Further, the peoples of China and Africa, itself a vast continent of different countries, are finding each other and understanding each other’s needs more than ever in more than half a century of modern diplomatic relations.
But how did it all begin?
China and Africa have a long history of co-operation dating back to centuries. However, China as part of its modernisation which began in the 1970s, has established dynamic and progressive diplomatic relations with political parties and governments, leading it to support liberation movements as well as post-Independence governments.
China has found itself in a favourable position because of it having never colonised any country. Instead, the country was a victim of colonialism itself, something that draws it closer to Africa because of a shared history.
China is the biggest developing country, making it a close kin with Africa, many countries of which are following its developmental journey as a blueprint for their own advancement with vital lessons from China.

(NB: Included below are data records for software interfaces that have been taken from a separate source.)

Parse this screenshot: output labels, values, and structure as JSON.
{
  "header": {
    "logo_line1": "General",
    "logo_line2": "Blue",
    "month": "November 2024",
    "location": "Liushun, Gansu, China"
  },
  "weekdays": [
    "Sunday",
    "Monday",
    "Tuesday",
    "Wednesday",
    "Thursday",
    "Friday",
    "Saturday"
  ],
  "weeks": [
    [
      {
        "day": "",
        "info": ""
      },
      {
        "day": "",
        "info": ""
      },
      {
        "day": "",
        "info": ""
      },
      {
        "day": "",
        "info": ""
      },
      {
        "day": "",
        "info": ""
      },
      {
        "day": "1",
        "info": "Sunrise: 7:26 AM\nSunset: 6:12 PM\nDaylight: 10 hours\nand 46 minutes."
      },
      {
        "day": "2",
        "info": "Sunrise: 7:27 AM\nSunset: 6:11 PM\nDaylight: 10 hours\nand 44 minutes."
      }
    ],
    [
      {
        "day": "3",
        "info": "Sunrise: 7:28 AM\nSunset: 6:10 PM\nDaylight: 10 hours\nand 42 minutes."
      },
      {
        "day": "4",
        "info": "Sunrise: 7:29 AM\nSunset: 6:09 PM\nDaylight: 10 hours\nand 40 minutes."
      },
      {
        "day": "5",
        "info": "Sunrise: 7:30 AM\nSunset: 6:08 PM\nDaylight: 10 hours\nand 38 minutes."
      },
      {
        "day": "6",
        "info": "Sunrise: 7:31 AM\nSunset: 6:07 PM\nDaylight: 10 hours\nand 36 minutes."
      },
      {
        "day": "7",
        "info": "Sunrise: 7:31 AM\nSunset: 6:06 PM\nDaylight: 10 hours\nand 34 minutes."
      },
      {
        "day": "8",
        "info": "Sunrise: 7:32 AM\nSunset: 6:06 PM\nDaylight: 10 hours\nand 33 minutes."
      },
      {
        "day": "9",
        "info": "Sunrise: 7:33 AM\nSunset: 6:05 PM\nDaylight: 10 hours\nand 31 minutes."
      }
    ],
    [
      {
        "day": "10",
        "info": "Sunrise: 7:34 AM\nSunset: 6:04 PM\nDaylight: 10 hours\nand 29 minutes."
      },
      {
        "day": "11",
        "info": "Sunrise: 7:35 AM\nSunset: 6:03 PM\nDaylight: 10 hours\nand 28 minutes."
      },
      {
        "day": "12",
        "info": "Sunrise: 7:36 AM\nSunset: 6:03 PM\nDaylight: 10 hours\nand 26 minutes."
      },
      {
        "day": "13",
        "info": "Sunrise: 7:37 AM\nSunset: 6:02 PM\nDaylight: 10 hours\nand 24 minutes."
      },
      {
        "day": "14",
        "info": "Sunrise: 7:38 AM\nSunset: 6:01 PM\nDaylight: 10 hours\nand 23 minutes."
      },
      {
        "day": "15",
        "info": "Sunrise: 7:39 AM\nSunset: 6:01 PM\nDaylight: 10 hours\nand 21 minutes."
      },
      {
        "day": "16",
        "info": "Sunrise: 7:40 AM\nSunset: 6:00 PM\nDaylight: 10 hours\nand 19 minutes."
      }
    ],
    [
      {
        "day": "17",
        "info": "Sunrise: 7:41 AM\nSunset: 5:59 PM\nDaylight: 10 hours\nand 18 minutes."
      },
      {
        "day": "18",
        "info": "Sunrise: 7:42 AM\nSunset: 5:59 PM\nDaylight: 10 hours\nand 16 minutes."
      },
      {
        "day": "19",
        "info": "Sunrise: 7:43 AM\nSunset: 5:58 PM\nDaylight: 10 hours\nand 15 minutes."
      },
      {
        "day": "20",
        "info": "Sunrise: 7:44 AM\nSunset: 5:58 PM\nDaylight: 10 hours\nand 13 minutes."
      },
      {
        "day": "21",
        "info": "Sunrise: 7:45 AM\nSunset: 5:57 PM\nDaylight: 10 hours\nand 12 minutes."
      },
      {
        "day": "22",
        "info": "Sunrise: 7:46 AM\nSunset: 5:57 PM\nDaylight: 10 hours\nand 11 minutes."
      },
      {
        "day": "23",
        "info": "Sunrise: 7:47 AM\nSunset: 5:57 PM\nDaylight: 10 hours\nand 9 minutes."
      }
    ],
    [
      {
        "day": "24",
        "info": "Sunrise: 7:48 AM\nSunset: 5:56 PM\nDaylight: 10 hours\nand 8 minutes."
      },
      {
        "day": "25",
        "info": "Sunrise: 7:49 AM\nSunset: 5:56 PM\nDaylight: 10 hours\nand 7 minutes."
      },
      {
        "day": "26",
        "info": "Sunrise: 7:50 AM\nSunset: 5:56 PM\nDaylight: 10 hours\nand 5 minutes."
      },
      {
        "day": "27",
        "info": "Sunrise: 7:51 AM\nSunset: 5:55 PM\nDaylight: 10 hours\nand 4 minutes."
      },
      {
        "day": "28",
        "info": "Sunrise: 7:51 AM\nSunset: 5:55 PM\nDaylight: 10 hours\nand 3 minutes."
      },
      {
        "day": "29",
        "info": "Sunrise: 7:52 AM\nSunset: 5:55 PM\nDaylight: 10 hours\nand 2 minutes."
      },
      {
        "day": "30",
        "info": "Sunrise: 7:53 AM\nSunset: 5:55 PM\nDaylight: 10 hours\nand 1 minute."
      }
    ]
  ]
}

On top of that, China has made co-operation with Africa a cornerstone strategy in its vision of a “global shared future”. In the year 2000, China and Africa made the most concrete step to formalise and crystalise their relationship within a framework that gave birth to FOCAC.
A ministerial conference was held in Beijing from October 10-12, 2000 with Chinese President Jiang Zemin, Premier Zhu Rongji of the State Council and Vice President Hu Jintao of the People’s Republic of China participating in the conference. The meeting comprised more than 80 ministers from China and 44 countries and representatives from 17 international and regional organisations.
African attendees included President Gnassingbé Eyadéma of Togo, President Abdelaziz Bouteflika of Algeria, President Frederick Chiluba of Zambia, President Benjamin William Mkapa of Tanzania, and Secretary-General Dr Salim Ahmed Salim of the then Organisation of African Unity, now African Union. The conference passed the Beijing Declaration of the Forum on China–Africa Co-operation and the Programme for China–Africa Co-operation in Economic and Social Development. Since then, a number of mechanisms at ministerial and diplomatic levels have been initiated.
The most significant vehicle, however, has been the triennial FOCAC summit, held alternately in Africa and Beijing. In 2003, the summit was held in Addis Ababa; in 2006, Beijing; in 2009, Sharm el Sheikh (Egypt); in 2012, Beijing; in 2015, Johannesburg (South Africa) and the last one was held in 2018 hosted by Beijing.
The FOCAC eighth ministerial conference of this year to be held in Senegal will be the fourth time Africa has hosted this showpiece. What are the issues in 2021?
This year’s meeting is significant, first of all, as an occasion to reflect on what have been path-changing two decades of China-Africa co-operation.
The relationship has given birth to a number of positive results that have significantly altered global geopolitical configurations while delivering material changes to the peoples of Africa and China. Under the framework, China has assisted a number of countries to build infrastructure for economic, governance and social uses. These include rail, road and air transport infrastructure as well as construction of government buildings, schools, hospitals. China has helped African countries in energy, tourism, trade, as well as technological transfer in agriculture, among other areas.
All these have been significant and life-changing.
In 2021, the two sides will entrench co-operation in these areas.
Some of the expected outcomes include four important documents that will give direction to the co-operation, namely, the Dakar Action Plan 2022-2024; 2035 Vision of China- Africa Co-operation; Sino-African Declaration on Co-operation on Climate Change; and a final Declaration.
In light of the pressing issues facing the globe in general and the continent in particular, the summit is likely to entrench the successes that have been achieved in the past 20 years.
The key feature of this co-operation is that it is based on a solid framework that allows China and its partners to think and act strategically, with focus on the future.
Zimbabwe’s participation means that the country will continue getting assistance from China and also share experiences and ideas within the communion of China and other African peers.